Next, they allege scientific corroboration without having studied physics. One of them made ridiculous remarks on operationalism. Another discussed the law of gravitation without knowing what it is. None of them analyzed the actual methodology and procedures used in the laboratories. Then too, where one would most expect competence, their appeals to Scripture exemplify impossible exegesis; and where the Scripture supports Clark, they remain silent.
Some more than others misunderstand and therefore misrepresent Clark’s position. The body of the text has indicated a few such cases. There are also logical blunders, as when one of the critics confused contraries with contradictories. Then there was the concluding discussion of individuation. Though it looms so large, almost the main point in some of their books, and omitted in very few, the reply has shown the critics’ lack of any clear notion of what an individual is.

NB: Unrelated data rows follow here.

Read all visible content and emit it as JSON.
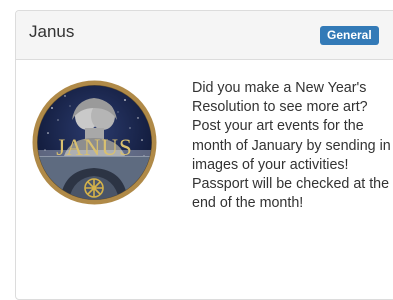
{
  "card": {
    "title": "Janus",
    "badge": "General",
    "image": {
      "alt_icon": "janus-logo",
      "logo_text": "JANUS",
      "colors": {
        "ring": "#b08a48",
        "sky": "#16213f"
      }
    },
    "description": "Did you make a New Year's Resolution to see more art? Post your art events for the month of January by sending in images of your activities! Passport will be checked at the end of the month!"
  },
  "colors": {
    "badge_bg": "#337ab7",
    "header_bg": "#f5f5f5",
    "text": "#333333"
  }
}
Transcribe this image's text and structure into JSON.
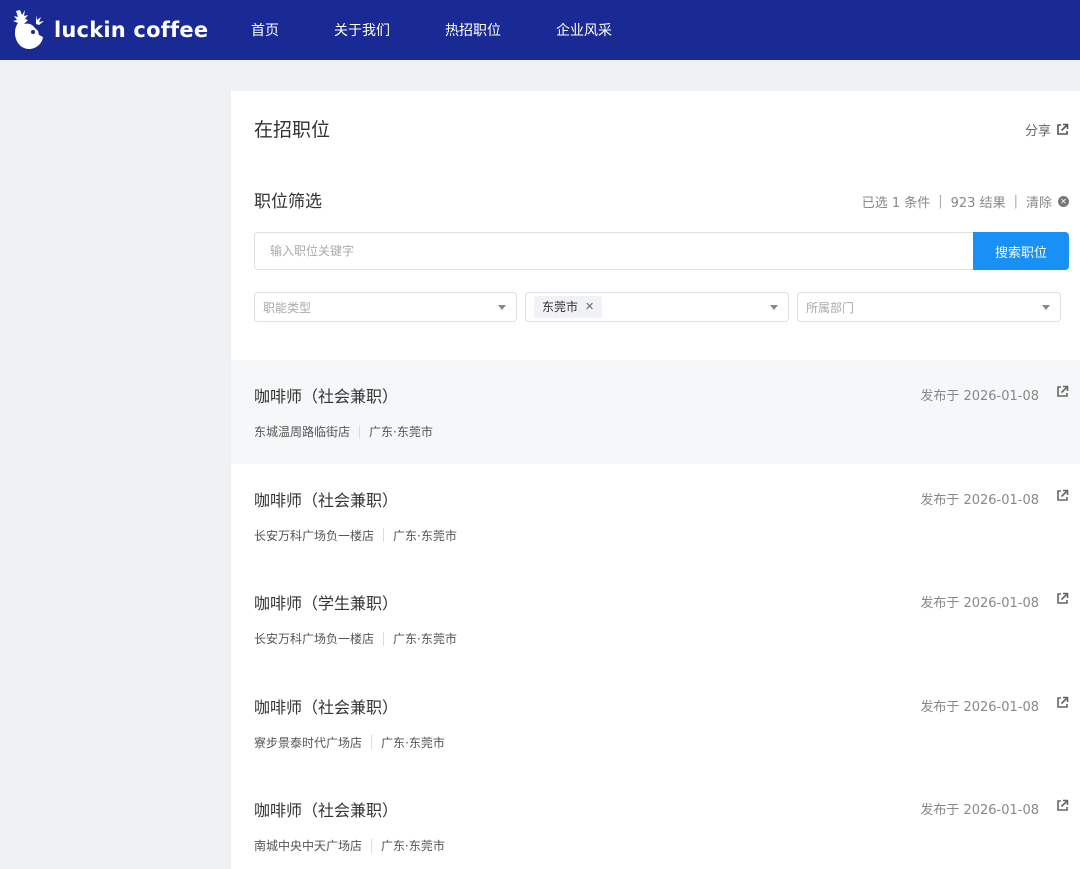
{
  "brand": {
    "name": "luckin coffee",
    "bg": "#1a2a94"
  },
  "nav": {
    "items": [
      "首页",
      "关于我们",
      "热招职位",
      "企业风采"
    ]
  },
  "page": {
    "title": "在招职位",
    "share_label": "分享"
  },
  "filter": {
    "title": "职位筛选",
    "summary_selected": "已选 1 条件",
    "summary_results": "923 结果",
    "clear_label": "清除",
    "separator": "|"
  },
  "search": {
    "placeholder": "输入职位关键字",
    "button_label": "搜索职位",
    "accent": "#1990f5"
  },
  "selects": [
    {
      "placeholder": "职能类型"
    },
    {
      "tag": "东莞市"
    },
    {
      "placeholder": "所属部门"
    }
  ],
  "jobs": [
    {
      "title": "咖啡师（社会兼职）",
      "date": "发布于 2026-01-08",
      "store": "东城温周路临街店",
      "location": "广东·东莞市"
    },
    {
      "title": "咖啡师（社会兼职）",
      "date": "发布于 2026-01-08",
      "store": "长安万科广场负一楼店",
      "location": "广东·东莞市"
    },
    {
      "title": "咖啡师（学生兼职）",
      "date": "发布于 2026-01-08",
      "store": "长安万科广场负一楼店",
      "location": "广东·东莞市"
    },
    {
      "title": "咖啡师（社会兼职）",
      "date": "发布于 2026-01-08",
      "store": "寮步景泰时代广场店",
      "location": "广东·东莞市"
    },
    {
      "title": "咖啡师（社会兼职）",
      "date": "发布于 2026-01-08",
      "store": "南城中央中天广场店",
      "location": "广东·东莞市"
    }
  ]
}
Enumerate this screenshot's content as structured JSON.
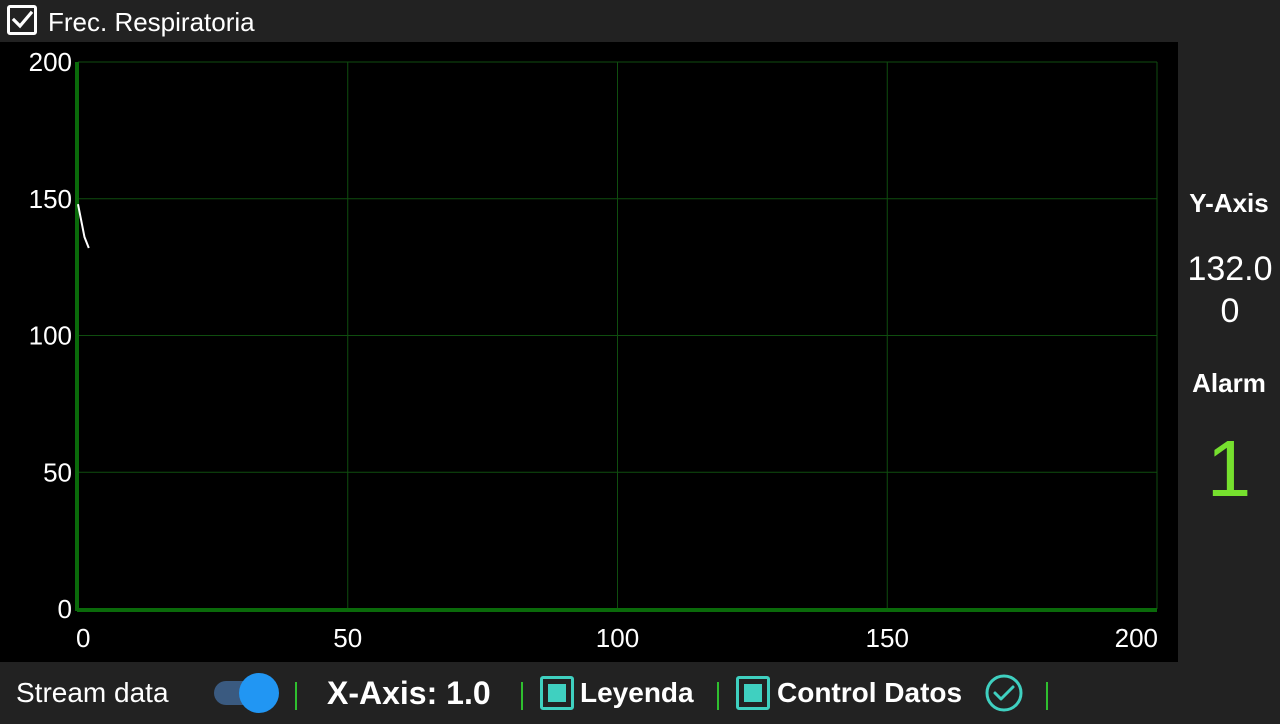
{
  "header": {
    "title": "Frec. Respiratoria",
    "checked": true
  },
  "side_panel": {
    "y_axis_label": "Y-Axis",
    "y_axis_value": "132.00",
    "alarm_label": "Alarm",
    "alarm_value": "1"
  },
  "bottom_bar": {
    "stream_label": "Stream data",
    "stream_on": true,
    "x_axis_label": "X-Axis: 1.0",
    "legend_label": "Leyenda",
    "control_label": "Control Datos"
  },
  "colors": {
    "background": "#000000",
    "grid": "#0f4d0f",
    "axis": "#0a6a0a",
    "trace": "#ffffff",
    "alarm": "#76e02e",
    "toggle": "#2196f3",
    "checkbox_teal": "#3fd0c0",
    "separator": "#2fbf2f"
  },
  "chart_data": {
    "type": "line",
    "title": "",
    "xlabel": "",
    "ylabel": "",
    "xlim": [
      0,
      200
    ],
    "ylim": [
      0,
      200
    ],
    "x_ticks": [
      "0",
      "50",
      "100",
      "150",
      "200"
    ],
    "y_ticks": [
      "0",
      "50",
      "100",
      "150",
      "200"
    ],
    "grid": true,
    "series": [
      {
        "x": [
          0,
          0.1,
          0.2,
          0.4,
          0.6,
          0.8,
          1.0,
          1.2,
          1.6,
          1.8,
          2.0
        ],
        "y": [
          148,
          147,
          146,
          144,
          142,
          140,
          138,
          136,
          134,
          133,
          132
        ]
      }
    ]
  }
}
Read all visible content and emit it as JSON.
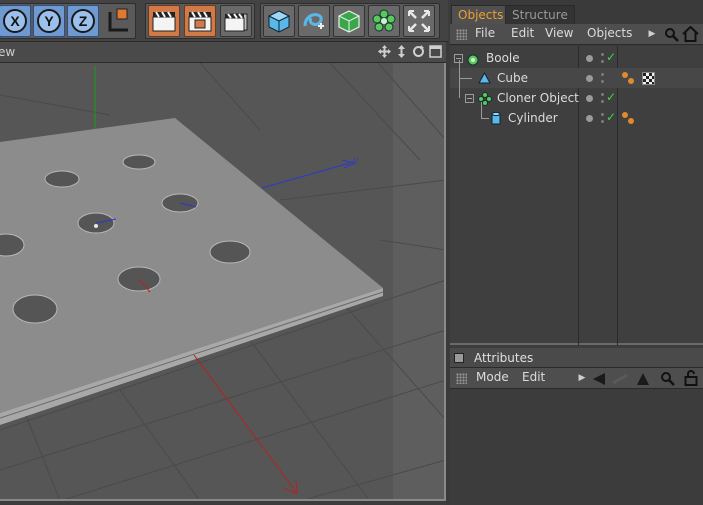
{
  "toolbar": {
    "axis_x": "X",
    "axis_y": "Y",
    "axis_z": "Z"
  },
  "viewport": {
    "title": "ew"
  },
  "objects_panel": {
    "tabs": [
      "Objects",
      "Structure"
    ],
    "menu": [
      "File",
      "Edit",
      "View",
      "Objects"
    ],
    "items": [
      {
        "label": "Boole"
      },
      {
        "label": "Cube"
      },
      {
        "label": "Cloner Object"
      },
      {
        "label": "Cylinder"
      }
    ]
  },
  "attributes_panel": {
    "title": "Attributes",
    "menu": [
      "Mode",
      "Edit"
    ]
  },
  "colors": {
    "accent_tab": "#f0a030",
    "axis_buttons": "#6e9ad1",
    "render_buttons": "#d07a4a",
    "visible_check": "#4ad04a"
  }
}
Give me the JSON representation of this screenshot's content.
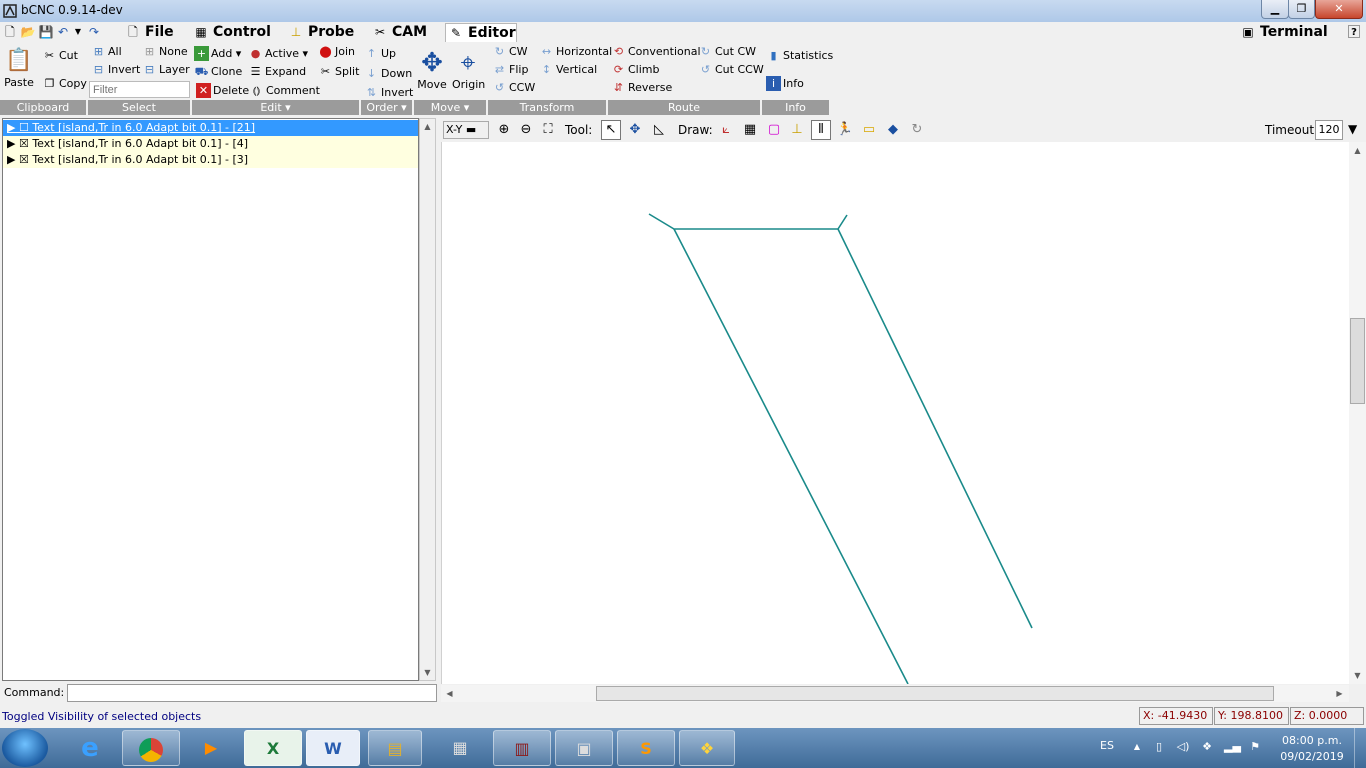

Underlying all these other complaints against the apologists, and permeating all their writings, is the basic refusal to say what they mean. They do not define their terms, with the result that their objections against Clark are unintelligible. Of course, Clark was happy enough that they were unable to refute his views; but he was genuinely sad at another result. These men were self-styled apologists; and however much it is proper to refute a poor defense of Christianity, an apologist, if we remember 1 Peter 3:15, must mainly direct his arguments against non-Christians. Colossians 2:8, where the King James Version is weak, really says, “See to it that no one takes you captive through hollow and deceptive philosophy, which depends on human tradition and the basic principles of this world rather than on Christ” (NIV). They must engage and refute the arguments of John Dewey, Herbert Feigl, Ernst Nagel, B. F. Skinner, Gilbert Ryle, and so on. Otherwise the world has grounds for sneering at the apologists’ incompetence, and Christianity suffers. Of course, omniscience is a bit hard to come by, but the first and absolutely indispensable step is the definition of terms.